The fountain equipment— a sand filter, chlorinator and centrifugal pumps to power the upright fountain jets—is surrounded by crushed brick gravel within a semi-recessed decorative brick wall beneath an overpass.
Surrounding the water feature is a 2.5-ft. tall brick knee wall, with black steel picket fencing for a total height of eight feet. This provides security and prevents casual access to the water feature area, necessary because of the danger of the surrounding roadways that have to be crossed to get to the fountain. The water feature consists of four large basins, each a solid mono slab of concrete, and each two feet lower than the other to accommodate the site’s natural eight-foot slope. Each basin pours into the next lower pool. Water is pumped from the lowest basin back to the uppermost basin for recirculation. The pool depth is
only 18 inches, but the basins are sealed with black marcite, which gives an illusion of depth.
The Ybor City water feature is an aesthetic solution to mostly inaccessible leftover space under the interstate after the road-widening project. Tall, majestic Medjool date palms are a graceful touch for the new walkway. Drip irrigation was recommended by the LA for all plant beds and trees because of seasonal drought and poor soils typical of roadway construction. Turf areas are
Photo: Robert Lawson Photography, Tampa, Fla.
Each basin contains a series of illuminated fountain spray rings. Each spray ring is adjustable to propel water up to 12 feet high. The water feature’s mechanical system, a sand filter, chlorinator and centrifugal pumps to power the upright fountain jets, is located under an overpass surrounded by a decorative brick wall, which blends in with the other elements of
The water feature consists of four large basins, each a solid mono slab of concrete, and each with a serrated overflow.
The city of Tampa brought in an artist to develop themed panels depicting Ybor history, including Cuban bread baking and the old cigar factories. These panels were later incorporated into the bridges.
The landscape architects were involved in the decorative lighting selections, colors of signage support structures, selection of structural wall colors, beam and girder colors, reinforced wall panel treatments, paving, decorative wall designs and fountain design.
This new streetscape and urban design water feature reconnects pedestrians within Ybor City and is a visual community asset. Terra Tectonics is proud of its urban design and landscape architectural work on this project and its contribution to the community.
Client/Owner: FDOT, District 7
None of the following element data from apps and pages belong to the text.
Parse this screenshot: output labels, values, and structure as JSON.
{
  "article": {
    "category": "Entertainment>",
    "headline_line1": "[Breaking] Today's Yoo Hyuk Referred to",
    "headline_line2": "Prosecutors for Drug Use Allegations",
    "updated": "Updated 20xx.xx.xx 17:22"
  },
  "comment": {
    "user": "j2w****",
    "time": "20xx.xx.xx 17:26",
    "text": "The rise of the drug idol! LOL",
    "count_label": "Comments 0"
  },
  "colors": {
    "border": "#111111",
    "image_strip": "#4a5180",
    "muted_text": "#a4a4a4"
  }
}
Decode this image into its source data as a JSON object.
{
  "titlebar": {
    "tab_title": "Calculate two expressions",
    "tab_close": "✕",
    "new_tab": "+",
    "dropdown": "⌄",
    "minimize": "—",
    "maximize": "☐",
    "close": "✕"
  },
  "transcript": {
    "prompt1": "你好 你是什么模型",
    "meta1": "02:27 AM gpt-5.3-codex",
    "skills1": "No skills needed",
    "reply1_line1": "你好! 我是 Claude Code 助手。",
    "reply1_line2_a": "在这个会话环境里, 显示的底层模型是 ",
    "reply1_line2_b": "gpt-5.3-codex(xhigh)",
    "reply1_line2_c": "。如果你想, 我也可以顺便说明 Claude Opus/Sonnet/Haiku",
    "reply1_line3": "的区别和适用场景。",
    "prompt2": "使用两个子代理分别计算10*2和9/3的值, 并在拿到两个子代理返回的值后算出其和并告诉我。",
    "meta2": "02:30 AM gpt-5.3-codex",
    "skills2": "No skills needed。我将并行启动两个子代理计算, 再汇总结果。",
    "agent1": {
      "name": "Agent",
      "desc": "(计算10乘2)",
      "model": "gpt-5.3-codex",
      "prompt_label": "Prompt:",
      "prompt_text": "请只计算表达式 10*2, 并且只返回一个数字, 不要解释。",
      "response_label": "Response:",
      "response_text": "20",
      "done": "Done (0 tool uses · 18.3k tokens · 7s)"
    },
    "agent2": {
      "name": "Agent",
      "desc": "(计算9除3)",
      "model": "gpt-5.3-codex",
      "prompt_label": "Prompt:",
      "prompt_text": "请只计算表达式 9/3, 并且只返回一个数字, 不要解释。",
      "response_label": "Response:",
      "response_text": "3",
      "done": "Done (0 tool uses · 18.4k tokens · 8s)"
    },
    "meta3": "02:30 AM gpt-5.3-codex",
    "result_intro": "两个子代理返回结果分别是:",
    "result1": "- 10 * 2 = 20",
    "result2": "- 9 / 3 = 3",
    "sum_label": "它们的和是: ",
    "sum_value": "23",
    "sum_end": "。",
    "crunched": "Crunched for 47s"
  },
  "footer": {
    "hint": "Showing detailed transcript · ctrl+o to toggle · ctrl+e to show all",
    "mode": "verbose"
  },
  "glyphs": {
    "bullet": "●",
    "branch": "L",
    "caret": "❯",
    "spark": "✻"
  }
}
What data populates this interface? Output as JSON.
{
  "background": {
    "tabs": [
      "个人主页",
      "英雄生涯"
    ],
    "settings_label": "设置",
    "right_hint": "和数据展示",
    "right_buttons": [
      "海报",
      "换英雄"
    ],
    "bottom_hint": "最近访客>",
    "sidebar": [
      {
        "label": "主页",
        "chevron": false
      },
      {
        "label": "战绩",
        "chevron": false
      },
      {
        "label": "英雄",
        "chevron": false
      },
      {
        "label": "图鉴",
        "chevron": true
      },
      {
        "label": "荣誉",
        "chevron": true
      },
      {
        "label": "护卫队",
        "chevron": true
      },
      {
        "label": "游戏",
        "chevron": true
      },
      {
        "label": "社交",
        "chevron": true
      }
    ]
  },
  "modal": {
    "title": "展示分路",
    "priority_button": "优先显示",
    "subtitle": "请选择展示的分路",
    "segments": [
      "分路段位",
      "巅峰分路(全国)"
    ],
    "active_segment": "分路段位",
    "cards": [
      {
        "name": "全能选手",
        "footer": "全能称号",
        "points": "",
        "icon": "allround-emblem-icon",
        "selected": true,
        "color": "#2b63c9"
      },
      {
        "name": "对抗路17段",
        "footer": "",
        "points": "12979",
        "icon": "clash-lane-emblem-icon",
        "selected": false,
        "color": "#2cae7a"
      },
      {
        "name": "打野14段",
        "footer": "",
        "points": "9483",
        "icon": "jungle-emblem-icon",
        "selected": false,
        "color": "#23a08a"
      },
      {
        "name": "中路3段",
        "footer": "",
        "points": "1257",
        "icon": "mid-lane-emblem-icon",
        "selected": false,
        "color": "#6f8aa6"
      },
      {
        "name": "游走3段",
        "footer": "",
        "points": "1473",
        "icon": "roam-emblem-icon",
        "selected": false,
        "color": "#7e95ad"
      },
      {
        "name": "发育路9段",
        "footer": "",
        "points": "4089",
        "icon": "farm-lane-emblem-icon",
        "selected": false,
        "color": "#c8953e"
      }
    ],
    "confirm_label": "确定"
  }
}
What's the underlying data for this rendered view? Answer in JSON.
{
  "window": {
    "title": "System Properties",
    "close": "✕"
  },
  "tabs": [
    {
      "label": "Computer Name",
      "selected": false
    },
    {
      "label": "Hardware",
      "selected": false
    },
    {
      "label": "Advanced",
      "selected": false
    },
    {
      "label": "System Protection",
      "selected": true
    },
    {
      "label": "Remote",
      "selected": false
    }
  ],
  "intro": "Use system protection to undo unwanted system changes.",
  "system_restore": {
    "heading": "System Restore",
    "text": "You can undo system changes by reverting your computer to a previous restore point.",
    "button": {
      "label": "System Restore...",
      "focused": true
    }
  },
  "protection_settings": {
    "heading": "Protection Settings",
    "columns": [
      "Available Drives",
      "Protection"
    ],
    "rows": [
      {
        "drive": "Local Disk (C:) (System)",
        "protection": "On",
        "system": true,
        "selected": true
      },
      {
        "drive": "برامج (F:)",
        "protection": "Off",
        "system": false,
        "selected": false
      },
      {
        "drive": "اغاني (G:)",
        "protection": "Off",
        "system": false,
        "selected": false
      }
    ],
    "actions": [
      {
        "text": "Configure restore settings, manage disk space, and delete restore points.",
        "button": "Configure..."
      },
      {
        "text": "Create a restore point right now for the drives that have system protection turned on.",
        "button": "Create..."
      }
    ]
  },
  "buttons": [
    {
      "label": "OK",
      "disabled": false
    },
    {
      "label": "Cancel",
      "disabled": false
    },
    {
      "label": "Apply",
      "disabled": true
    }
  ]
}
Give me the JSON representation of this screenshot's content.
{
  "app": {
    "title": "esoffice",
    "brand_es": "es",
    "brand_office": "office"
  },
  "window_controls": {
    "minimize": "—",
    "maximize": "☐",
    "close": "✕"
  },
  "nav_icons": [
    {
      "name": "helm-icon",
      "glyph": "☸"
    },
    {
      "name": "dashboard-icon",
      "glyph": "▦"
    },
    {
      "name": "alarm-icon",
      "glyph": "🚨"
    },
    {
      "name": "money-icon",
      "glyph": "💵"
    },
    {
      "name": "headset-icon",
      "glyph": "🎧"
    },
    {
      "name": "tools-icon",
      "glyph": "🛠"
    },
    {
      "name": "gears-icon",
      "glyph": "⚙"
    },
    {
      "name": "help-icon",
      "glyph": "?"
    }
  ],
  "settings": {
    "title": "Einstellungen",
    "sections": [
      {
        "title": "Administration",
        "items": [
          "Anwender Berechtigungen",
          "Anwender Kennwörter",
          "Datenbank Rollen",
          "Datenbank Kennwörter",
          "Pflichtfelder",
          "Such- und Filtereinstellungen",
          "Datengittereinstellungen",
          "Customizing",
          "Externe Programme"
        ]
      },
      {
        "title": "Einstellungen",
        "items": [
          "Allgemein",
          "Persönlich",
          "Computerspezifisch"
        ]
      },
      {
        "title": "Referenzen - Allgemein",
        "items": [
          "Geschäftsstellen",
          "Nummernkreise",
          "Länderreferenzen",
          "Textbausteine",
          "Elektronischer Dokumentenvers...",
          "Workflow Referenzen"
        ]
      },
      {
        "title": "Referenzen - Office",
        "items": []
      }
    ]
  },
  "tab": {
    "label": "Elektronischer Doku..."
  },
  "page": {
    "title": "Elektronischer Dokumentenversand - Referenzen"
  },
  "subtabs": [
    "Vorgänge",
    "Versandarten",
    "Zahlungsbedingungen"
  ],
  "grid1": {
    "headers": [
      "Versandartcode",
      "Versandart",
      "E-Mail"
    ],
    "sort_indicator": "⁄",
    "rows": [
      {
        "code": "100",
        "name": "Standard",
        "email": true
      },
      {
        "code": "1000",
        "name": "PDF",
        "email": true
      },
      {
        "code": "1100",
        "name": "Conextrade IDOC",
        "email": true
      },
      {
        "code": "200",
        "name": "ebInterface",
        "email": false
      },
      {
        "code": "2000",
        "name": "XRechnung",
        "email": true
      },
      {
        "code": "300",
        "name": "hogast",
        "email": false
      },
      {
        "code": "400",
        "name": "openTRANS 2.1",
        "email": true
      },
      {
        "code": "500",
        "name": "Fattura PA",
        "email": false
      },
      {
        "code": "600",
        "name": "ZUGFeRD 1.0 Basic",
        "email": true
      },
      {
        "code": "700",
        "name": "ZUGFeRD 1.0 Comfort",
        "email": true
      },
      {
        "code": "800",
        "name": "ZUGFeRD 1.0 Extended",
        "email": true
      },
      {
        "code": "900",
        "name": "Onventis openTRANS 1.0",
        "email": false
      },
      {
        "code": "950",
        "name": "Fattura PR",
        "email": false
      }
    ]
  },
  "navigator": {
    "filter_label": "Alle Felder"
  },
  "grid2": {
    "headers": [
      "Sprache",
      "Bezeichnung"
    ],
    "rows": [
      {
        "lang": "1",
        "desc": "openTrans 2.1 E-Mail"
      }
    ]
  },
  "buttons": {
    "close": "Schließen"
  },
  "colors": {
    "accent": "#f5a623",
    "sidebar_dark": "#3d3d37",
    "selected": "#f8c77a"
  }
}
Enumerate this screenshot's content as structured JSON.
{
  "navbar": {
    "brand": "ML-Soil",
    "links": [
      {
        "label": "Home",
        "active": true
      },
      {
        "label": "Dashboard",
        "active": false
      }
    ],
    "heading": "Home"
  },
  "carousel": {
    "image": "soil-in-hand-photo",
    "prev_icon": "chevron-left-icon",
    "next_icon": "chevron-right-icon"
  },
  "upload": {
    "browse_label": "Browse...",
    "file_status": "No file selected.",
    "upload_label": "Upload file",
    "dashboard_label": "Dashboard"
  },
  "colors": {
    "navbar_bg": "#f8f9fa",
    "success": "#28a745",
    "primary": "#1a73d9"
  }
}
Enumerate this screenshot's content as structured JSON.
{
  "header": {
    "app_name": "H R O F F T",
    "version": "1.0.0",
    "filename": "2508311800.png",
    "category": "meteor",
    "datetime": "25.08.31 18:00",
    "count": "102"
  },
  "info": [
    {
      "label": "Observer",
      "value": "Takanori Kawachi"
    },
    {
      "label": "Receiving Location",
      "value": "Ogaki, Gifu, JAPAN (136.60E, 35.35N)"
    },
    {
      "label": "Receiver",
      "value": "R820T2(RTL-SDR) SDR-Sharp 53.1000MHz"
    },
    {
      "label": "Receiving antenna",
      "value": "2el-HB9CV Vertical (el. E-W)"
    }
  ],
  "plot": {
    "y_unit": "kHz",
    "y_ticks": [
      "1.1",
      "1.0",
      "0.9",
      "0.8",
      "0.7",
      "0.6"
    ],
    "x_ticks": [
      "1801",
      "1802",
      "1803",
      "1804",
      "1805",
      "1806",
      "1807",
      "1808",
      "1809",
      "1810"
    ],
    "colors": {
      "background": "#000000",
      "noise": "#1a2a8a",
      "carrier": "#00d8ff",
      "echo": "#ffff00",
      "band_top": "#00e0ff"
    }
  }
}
Architects: Curts Gaines Hall, Inc.
Brick Work: Bickey Construction
City of Tampa Parks
- Landscape Architect Project Manager: Karla Price, ASLA,
- Irrigation and Fountains Manager: Mark Neuberger
Construction Supervisor: Joe Blasewitz,
Engineering: PB World
-Project Manager, Bob Szatynski, PE
-Project Design, Zouheir Farah, PE
-Construction Project Manager: Brad Post, PE
FDOT-Project Manager: Irwin Prescott, PE
-Construction Manager, Richard Frank
-John Simpson, ASLA
Fencing: Smith Fence, Inc.
Fountain: Fantastic Fountains, Inc.
Irrigation Design: Skip Colborn, ASLA
Landscape Architect of Record
Jonathan Toner, ASLA, ISA, Terra Tectonics Design Group, Inc.
• Birgit Kibelka, ASLA, ISA • Benjamin Mills, ASLA
Lighting: TCD, Inc.
-General Roadway: Kiewit Southern
-Landscape: ValleyCrest Landscape Contractors, Inc.
Pavers: Sun Pavers, Inc.; Reynolds, Smith Hills, Corp.
Transportation, Municipal Coordinator: Elaine Illes
Wilson Structural Consultants Incv